Work task - What lines in the data hold the string "title"? Show them.

::::

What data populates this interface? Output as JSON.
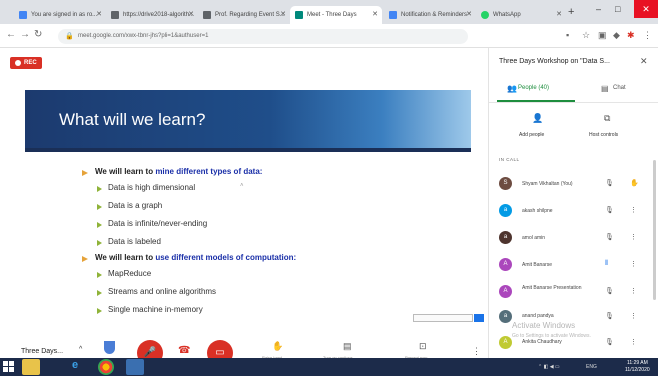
{
  "browser": {
    "tabs": [
      {
        "title": "You are signed in as ro...",
        "favicon_color": "#4285f4"
      },
      {
        "title": "https://drive2018-algorith...",
        "favicon_color": "#5f6368"
      },
      {
        "title": "Prof. Regarding Event S...",
        "favicon_color": "#5f6368"
      },
      {
        "title": "Meet - Three Days",
        "favicon_color": "#00897b"
      },
      {
        "title": "Notification & Reminders",
        "favicon_color": "#4285f4"
      },
      {
        "title": "WhatsApp",
        "favicon_color": "#25d366"
      }
    ],
    "new_tab_label": "+",
    "url": "meet.google.com/xwx-tbnr-jhs?pli=1&authuser=1",
    "window_controls": [
      "–",
      "□",
      "✕"
    ]
  },
  "meet": {
    "rec_label": "REC",
    "slide": {
      "title": "What will we learn?",
      "bullets": [
        {
          "lead": "We will learn to ",
          "highlight": "mine different types of data:",
          "subs": [
            "Data is high dimensional",
            "Data is a graph",
            "Data is infinite/never-ending",
            "Data is labeled"
          ]
        },
        {
          "lead": "We will learn to ",
          "highlight": "use different models of computation:",
          "subs": [
            "MapReduce",
            "Streams and online algorithms",
            "Single machine in-memory"
          ]
        }
      ]
    },
    "bottom_bar": {
      "meeting_name": "Three Days...",
      "chevron": "^",
      "controls": [
        {
          "icon": "raise-hand-icon",
          "glyph": "✋",
          "label": "Raise hand"
        },
        {
          "icon": "captions-icon",
          "glyph": "▤",
          "label": "Turn on captions"
        },
        {
          "icon": "present-icon",
          "glyph": "⊡",
          "label": "Present now"
        }
      ],
      "more": "⋮"
    }
  },
  "panel": {
    "title": "Three Days Workshop on \"Data S...",
    "close_glyph": "✕",
    "tabs": [
      {
        "label": "People (40)",
        "icon": "people-icon",
        "glyph": "👥",
        "active": true
      },
      {
        "label": "Chat",
        "icon": "chat-icon",
        "glyph": "▤",
        "active": false
      }
    ],
    "actions": [
      {
        "label": "Add people",
        "icon": "add-person-icon",
        "glyph": "👤"
      },
      {
        "label": "Host controls",
        "icon": "host-controls-icon",
        "glyph": "⧉"
      }
    ],
    "section_header": "IN CALL",
    "participants": [
      {
        "initial": "S",
        "name": "Shyam Vikhaltan (You)",
        "color": "#6d4c41",
        "mic": "muted",
        "extra": "✋"
      },
      {
        "initial": "a",
        "name": "akash shilpne",
        "color": "#039be5",
        "mic": "muted",
        "extra": "⋮"
      },
      {
        "initial": "a",
        "name": "amol amin",
        "color": "#4e342e",
        "mic": "muted",
        "extra": "⋮"
      },
      {
        "initial": "A",
        "name": "Amit Banarse",
        "color": "#ab47bc",
        "mic": "active",
        "extra": "⋮"
      },
      {
        "initial": "A",
        "name": "Amit Banarse Presentation",
        "color": "#ab47bc",
        "mic": "muted",
        "extra": "⋮"
      },
      {
        "initial": "a",
        "name": "anand pandya",
        "color": "#546e7a",
        "mic": "muted",
        "extra": "⋮"
      },
      {
        "initial": "A",
        "name": "Ankita Chaudhary",
        "color": "#c0ca33",
        "mic": "muted",
        "extra": "⋮"
      }
    ]
  },
  "watermark": {
    "line1": "Activate Windows",
    "line2": "Go to Settings to activate Windows."
  },
  "taskbar": {
    "clock_time": "11:29 AM",
    "clock_date": "11/12/2020",
    "tray_lang": "ENG"
  }
}
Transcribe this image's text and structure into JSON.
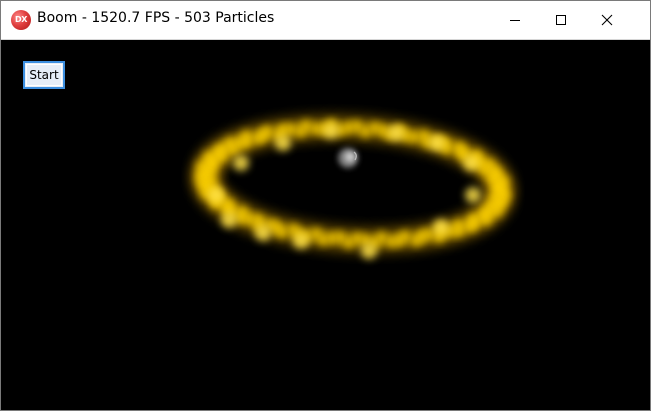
{
  "window": {
    "title": "Boom - 1520.7 FPS - 503 Particles",
    "app_icon_text": "DX",
    "controls": {
      "minimize": "minimize-icon",
      "maximize": "maximize-icon",
      "close": "close-icon"
    }
  },
  "canvas": {
    "start_label": "Start",
    "background_color": "#000000",
    "particle_color": "#ffd400",
    "center_color": "#bbbbbb"
  }
}
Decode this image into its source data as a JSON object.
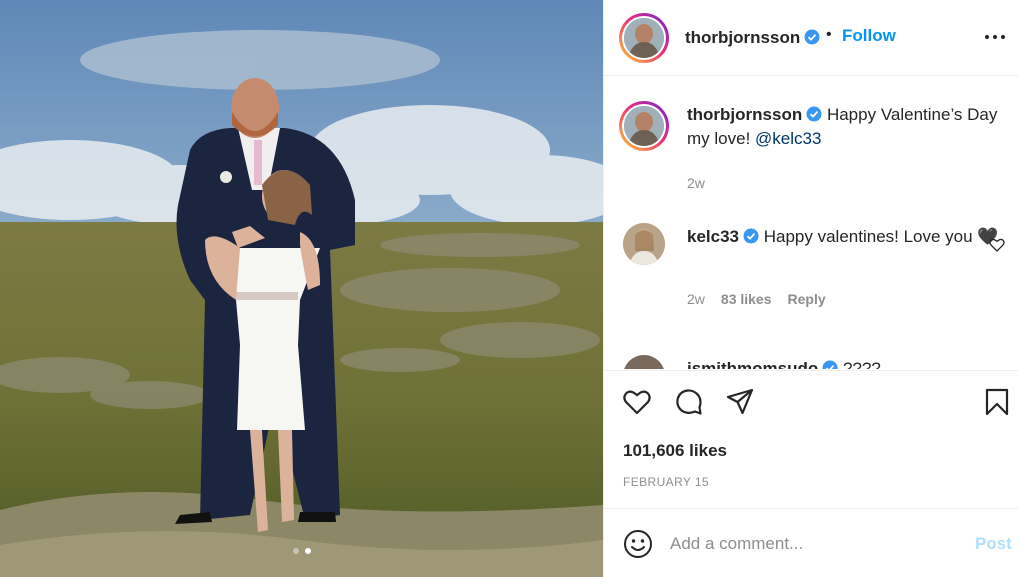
{
  "post": {
    "author": "thorbjornsson",
    "follow_label": "Follow",
    "separator": "•",
    "caption": "Happy Valentine’s Day my love!",
    "caption_mention": "@kelc33",
    "caption_time": "2w",
    "likes": "101,606 likes",
    "date": "FEBRUARY 15",
    "carousel": {
      "count": 2,
      "active": 2
    }
  },
  "comments": [
    {
      "username": "kelc33",
      "text": "Happy valentines! Love you 🖤",
      "time": "2w",
      "likes": "83 likes",
      "reply_label": "Reply"
    },
    {
      "username": "jsmithmomsudo",
      "text": "????"
    }
  ],
  "add_comment": {
    "placeholder": "Add a comment...",
    "post_label": "Post"
  },
  "colors": {
    "accent": "#0095f6",
    "post_disabled": "#b2dffc",
    "verified": "#3897f0"
  },
  "icons": [
    "verified-badge-icon",
    "more-options-icon",
    "heart-icon",
    "comment-icon",
    "share-icon",
    "bookmark-icon",
    "emoji-icon"
  ]
}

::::

Response to this task -
        "title": "You are signed in as ro...",
        "title": "https://drive2018-algorith...",
        "title": "Prof. Regarding Event S...",
        "title": "Meet - Three Days",
        "title": "Notification & Reminders",
        "title": "WhatsApp",
      "title": "What will we learn?",
    "title": "Three Days Workshop on \"Data S...",
    "title": "Boom - 1520.7 FPS - 503 Particles",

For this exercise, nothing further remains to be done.